- Practicing the Safety Stroke: For students who jump in, they will try practicing their swim-flip-swim skills, and see how it feels different with heavy, wet clothes.
- A refresher on safety lessons: All students will spend time hearing and talking about safety rules, like always asking an adult before going near water; not reaching out into water for anything; not going under any structure under water; wearing life jackets; and more.
- Talking with parents: Lots of FOSS people will be on the pool deck circulating among the parents, talking and explaining. We want adults to see how challenging it can be even for a strong swimmer when the unexpected happens. We also want to make sure the adults have the key lessons learned by heart, so they will reinforce them every time their family is near water.
The lessons of Water Safety Week
Here are some of the things we teach, and why these lessons are so important:
- DON’T PANIC: Having kids experience how heavy wet clothes are and how different their buoyancy is will help them not panic if this ever happens in the real world.
- UNDERSTAND HOW EVERYTHING CHANGES: For those jumping in clothed, they’ll understand firsthand how wet clothing weighs down arms, drags water and makes normal strokes like the freestyle and backstroke almost impossible for many and really tiring for all.
- SWIM THE MOMMA BIRD: The “safety stroke” or “momma bird” technique of five strokes face forward, then flip, then five flaps on the back and repeat is the most efficient stroke for this extreme situation.
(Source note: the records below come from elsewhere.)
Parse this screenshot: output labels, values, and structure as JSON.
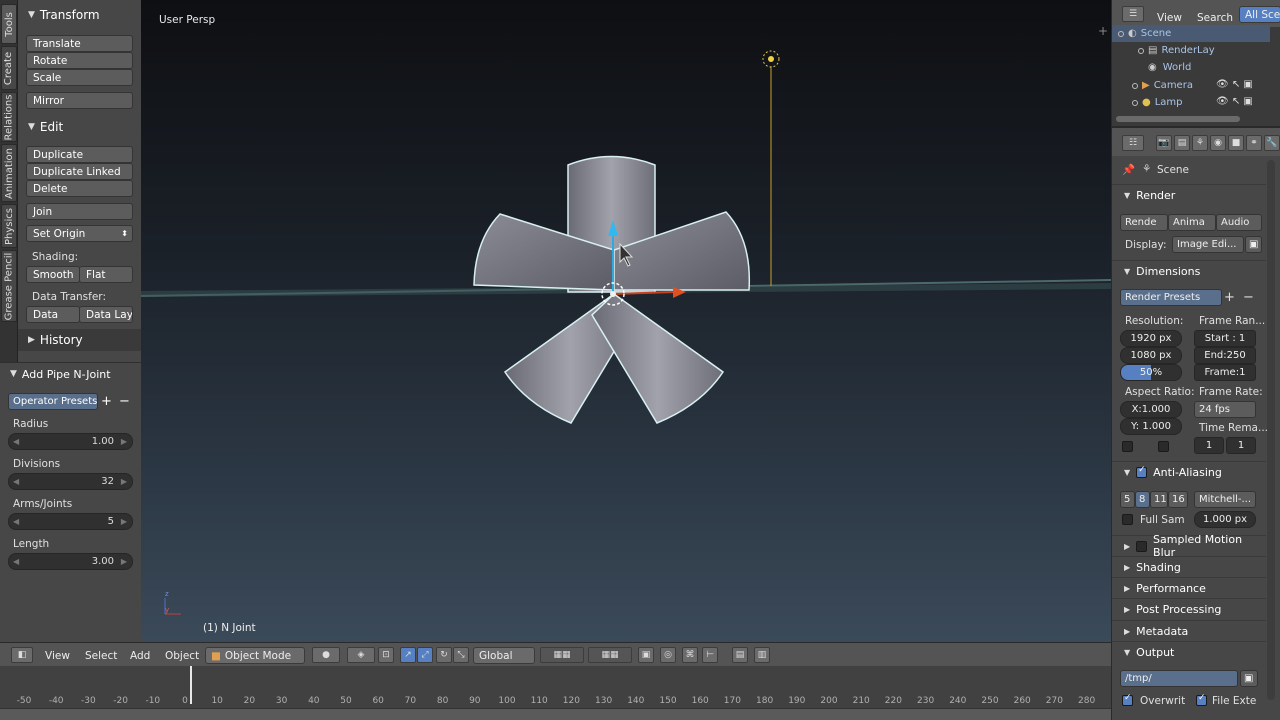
{
  "tabs": [
    "Tools",
    "Create",
    "Relations",
    "Animation",
    "Physics",
    "Grease Pencil"
  ],
  "tools": {
    "transform_title": "Transform",
    "translate": "Translate",
    "rotate": "Rotate",
    "scale": "Scale",
    "mirror": "Mirror",
    "edit_title": "Edit",
    "duplicate": "Duplicate",
    "duplicate_linked": "Duplicate Linked",
    "delete": "Delete",
    "join": "Join",
    "set_origin": "Set Origin",
    "shading_label": "Shading:",
    "smooth": "Smooth",
    "flat": "Flat",
    "data_transfer_label": "Data Transfer:",
    "data": "Data",
    "data_layo": "Data Layo",
    "history_title": "History"
  },
  "operator": {
    "title": "Add Pipe N-Joint",
    "presets": "Operator Presets",
    "radius_label": "Radius",
    "radius_value": "1.00",
    "divisions_label": "Divisions",
    "divisions_value": "32",
    "arms_label": "Arms/Joints",
    "arms_value": "5",
    "length_label": "Length",
    "length_value": "3.00"
  },
  "viewport": {
    "perspective": "User Persp",
    "object_info": "(1) N Joint"
  },
  "header": {
    "view": "View",
    "select": "Select",
    "add": "Add",
    "object": "Object",
    "mode": "Object Mode",
    "orientation": "Global"
  },
  "timeline": {
    "ticks": [
      "-50",
      "-40",
      "-30",
      "-20",
      "-10",
      "0",
      "10",
      "20",
      "30",
      "40",
      "50",
      "60",
      "70",
      "80",
      "90",
      "100",
      "110",
      "120",
      "130",
      "140",
      "150",
      "160",
      "170",
      "180",
      "190",
      "200",
      "210",
      "220",
      "230",
      "240",
      "250",
      "260",
      "270",
      "280"
    ]
  },
  "outliner": {
    "view": "View",
    "search": "Search",
    "all_scenes": "All Scen",
    "items": [
      "Scene",
      "RenderLay",
      "World",
      "Camera",
      "Lamp"
    ]
  },
  "props": {
    "scene": "Scene",
    "render": "Render",
    "rende_btn": "Rende",
    "anima_btn": "Anima",
    "audio_btn": "Audio",
    "display_label": "Display:",
    "display_value": "Image Edi...",
    "dimensions": "Dimensions",
    "render_presets": "Render Presets",
    "resolution_label": "Resolution:",
    "res_x": "1920 px",
    "res_y": "1080 px",
    "res_pct": "50%",
    "frame_range_label": "Frame Ran...",
    "start": "Start : 1",
    "end": "End:250",
    "frame": "Frame:1",
    "aspect_label": "Aspect Ratio:",
    "aspect_x": "X:1.000",
    "aspect_y": "Y: 1.000",
    "frame_rate_label": "Frame Rate:",
    "fps": "24 fps",
    "time_rema": "Time Rema...",
    "time_a": "1",
    "time_b": "1",
    "anti_aliasing": "Anti-Aliasing",
    "aa_5": "5",
    "aa_8": "8",
    "aa_11": "11",
    "aa_16": "16",
    "filter": "Mitchell-...",
    "full_sam": "Full Sam",
    "filter_size": "1.000 px",
    "motion_blur": "Sampled Motion Blur",
    "shading": "Shading",
    "performance": "Performance",
    "post_processing": "Post Processing",
    "metadata": "Metadata",
    "output": "Output",
    "output_path": "/tmp/",
    "overwrite": "Overwrit",
    "file_ext": "File Exte"
  },
  "colors": {
    "accent": "#5680c2",
    "selected": "#5a6f8c",
    "mesh": "#8a8a94",
    "outline": "#d8f0f0"
  }
}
- SEE IF A SWIMMER GETS IT: We are also looking for cognitive limitations, especially in young children – basically a fancy way of saying, do they recognize a dangerous situation and know what to do? We may even try some play-acting to see if they can make the right decision.
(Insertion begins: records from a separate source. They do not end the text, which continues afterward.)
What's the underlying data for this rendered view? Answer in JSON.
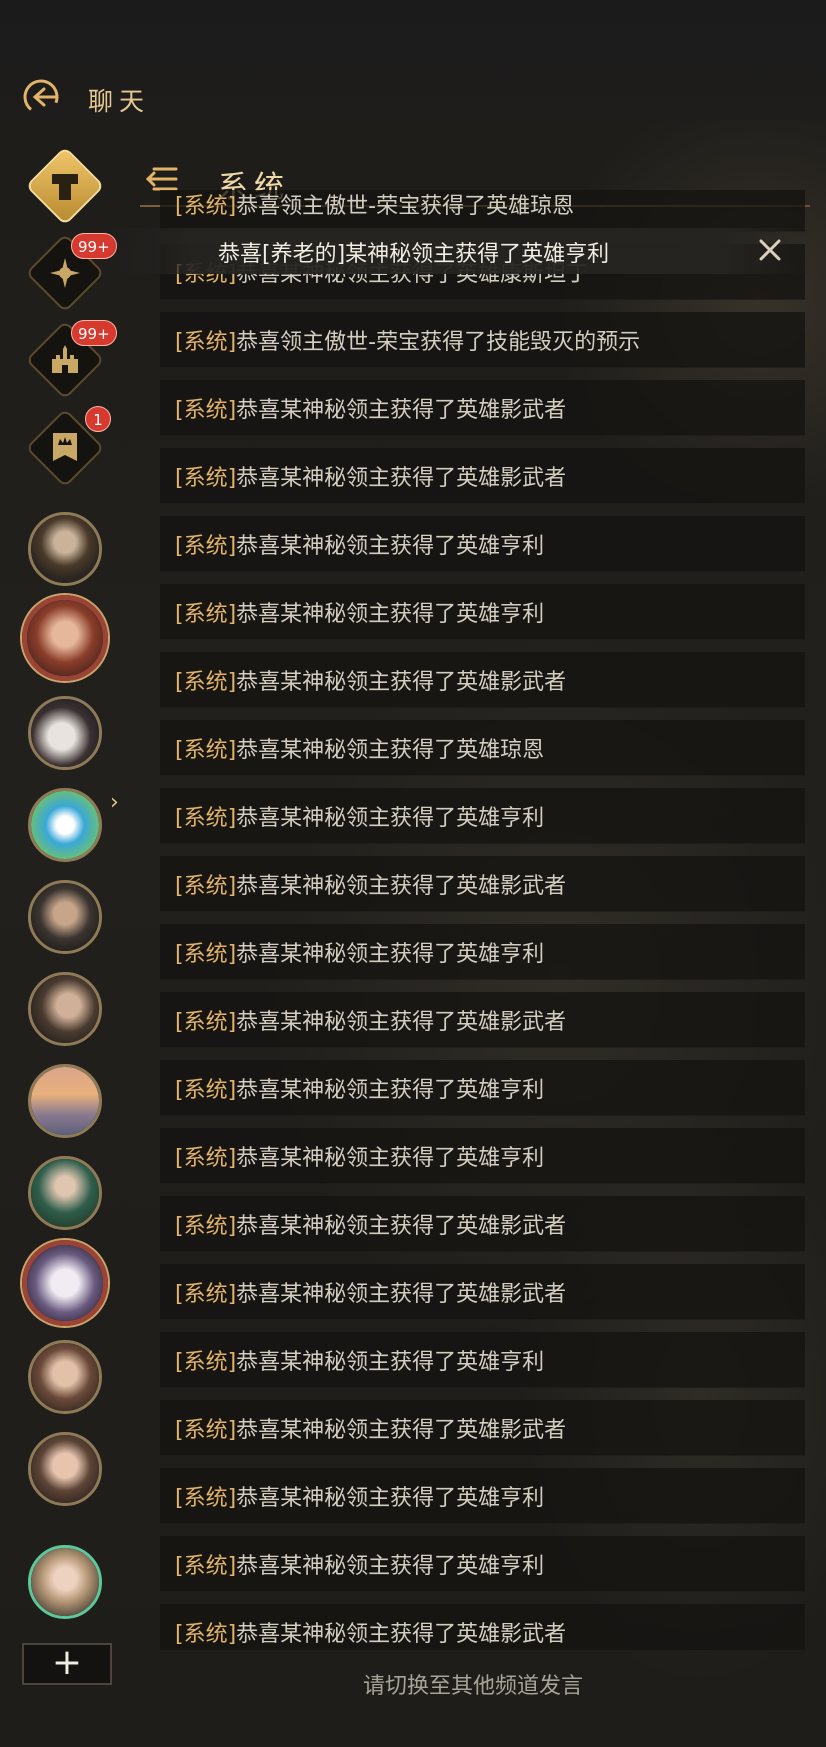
{
  "header": {
    "title": "聊天"
  },
  "channel": {
    "title": "系统"
  },
  "toast": {
    "text": "恭喜[养老的]某神秘领主获得了英雄亨利"
  },
  "rail": {
    "badges": [
      "99+",
      "99+",
      "1"
    ]
  },
  "messages": [
    {
      "tag": "[系统]",
      "text": "恭喜领主傲世-荣宝获得了英雄琼恩"
    },
    {
      "tag": "[系统]",
      "text": "恭喜某神秘领主获得了英雄康斯坦丁"
    },
    {
      "tag": "[系统]",
      "text": "恭喜领主傲世-荣宝获得了技能毁灭的预示"
    },
    {
      "tag": "[系统]",
      "text": "恭喜某神秘领主获得了英雄影武者"
    },
    {
      "tag": "[系统]",
      "text": "恭喜某神秘领主获得了英雄影武者"
    },
    {
      "tag": "[系统]",
      "text": "恭喜某神秘领主获得了英雄亨利"
    },
    {
      "tag": "[系统]",
      "text": "恭喜某神秘领主获得了英雄亨利"
    },
    {
      "tag": "[系统]",
      "text": "恭喜某神秘领主获得了英雄影武者"
    },
    {
      "tag": "[系统]",
      "text": "恭喜某神秘领主获得了英雄琼恩"
    },
    {
      "tag": "[系统]",
      "text": "恭喜某神秘领主获得了英雄亨利"
    },
    {
      "tag": "[系统]",
      "text": "恭喜某神秘领主获得了英雄影武者"
    },
    {
      "tag": "[系统]",
      "text": "恭喜某神秘领主获得了英雄亨利"
    },
    {
      "tag": "[系统]",
      "text": "恭喜某神秘领主获得了英雄影武者"
    },
    {
      "tag": "[系统]",
      "text": "恭喜某神秘领主获得了英雄亨利"
    },
    {
      "tag": "[系统]",
      "text": "恭喜某神秘领主获得了英雄亨利"
    },
    {
      "tag": "[系统]",
      "text": "恭喜某神秘领主获得了英雄影武者"
    },
    {
      "tag": "[系统]",
      "text": "恭喜某神秘领主获得了英雄影武者"
    },
    {
      "tag": "[系统]",
      "text": "恭喜某神秘领主获得了英雄亨利"
    },
    {
      "tag": "[系统]",
      "text": "恭喜某神秘领主获得了英雄影武者"
    },
    {
      "tag": "[系统]",
      "text": "恭喜某神秘领主获得了英雄亨利"
    },
    {
      "tag": "[系统]",
      "text": "恭喜某神秘领主获得了英雄亨利"
    },
    {
      "tag": "[系统]",
      "text": "恭喜某神秘领主获得了英雄影武者"
    }
  ],
  "footer": {
    "hint": "请切换至其他频道发言"
  },
  "add_button": {
    "label": "+"
  },
  "colors": {
    "accent_gold": "#e2b368",
    "badge_red": "#d63a2f"
  }
}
Different Lessons for Different Levels
All of our Safety Week activities are designed to test what kids know and can do, and build their skills and confidence as they progress. So never skip a Safety Week because you’ve done it before – there are new lessons and challenges for swimmers every time.
This has just been an overview of the basics – you’ll get more detailed information at the pool, and of course don’t hesitate to ask questions. These are skills most people will never need, but are important to everyone’s safety. We hope you look forward to Safety Week as much as we enjoy putting it on! See you at the pool!